The FDA is working with drugmakers and device manufacturers, who are trying to restore partial operations with backup generators, according to the statement. In the most urgent cases, the FDA is helping companies get fuel to keep their generators running and ship finished products.
At a news conference Thursday, Puerto Rican Gov. Ricardo Rossello said power has been restored to 9 percent of customers. The government hopes to have the power back on for a quarter of the island within a month, and for the entire territory of 3.4 million people by March.
Gottlieb said the power disruptions could cause new medicine shortages and exacerbate shortages that existed before Hurricane Maria, and Irma before that, slammed the island.
At least for now, drugmakers say they should be able to prevent shortages by moving around inventory and, in some cases, increasing production at factories in other locations already making those products.
Medicines made in Puerto Rico include AstraZeneca's cholesterol drug Crestor, antibiotics and drugs for inflammation from Pfizer and Roche's Accu-Chek blood sugar test strips for diabetics. Eli Lilly makes the active ingredient for its diabetes medicines on the island. And Amgen, a huge biotech drugmaker, produces most of its medicines there, including widely used rheumatoid drug Enbrel, a number of cancer drugs, heart failure drug Corlanor and osteoporosis drugs Prolia and Xgeva.
Hurricane Maria didn't cause major damage to the roughly 80 medicine and device factories but many have needed cleanup and some repairs, according to several companies contacted by The Associated Press. The companies said operations were also hampered because workers couldn't get to factories and they were dealing with damage to their homes.

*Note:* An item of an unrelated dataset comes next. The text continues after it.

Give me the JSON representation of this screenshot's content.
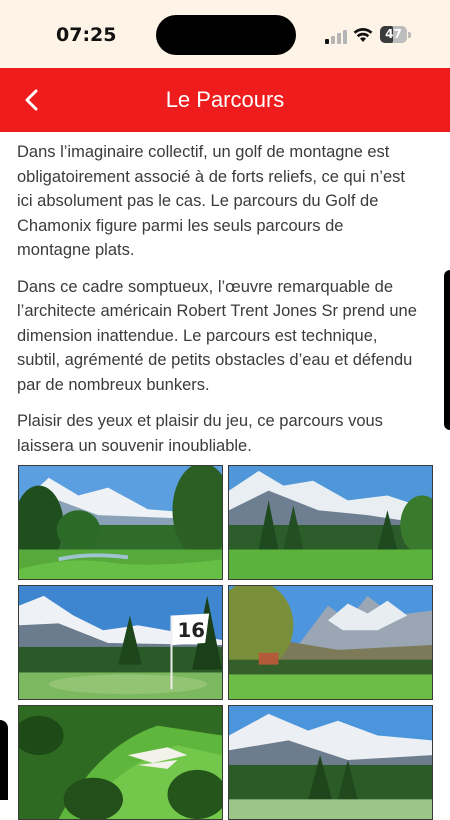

The medical products industry, which set up a large base in Puerto Rico decades ago to take advantage of since-expired tax advantages, is key to the financial health of the debt-laden territory. The FDA said medicines and medical devices account for about 30 percent of Puerto Rico's gross domestic product, and about 80 percent of those products are used by residents of Puerto Rico and the 50 states.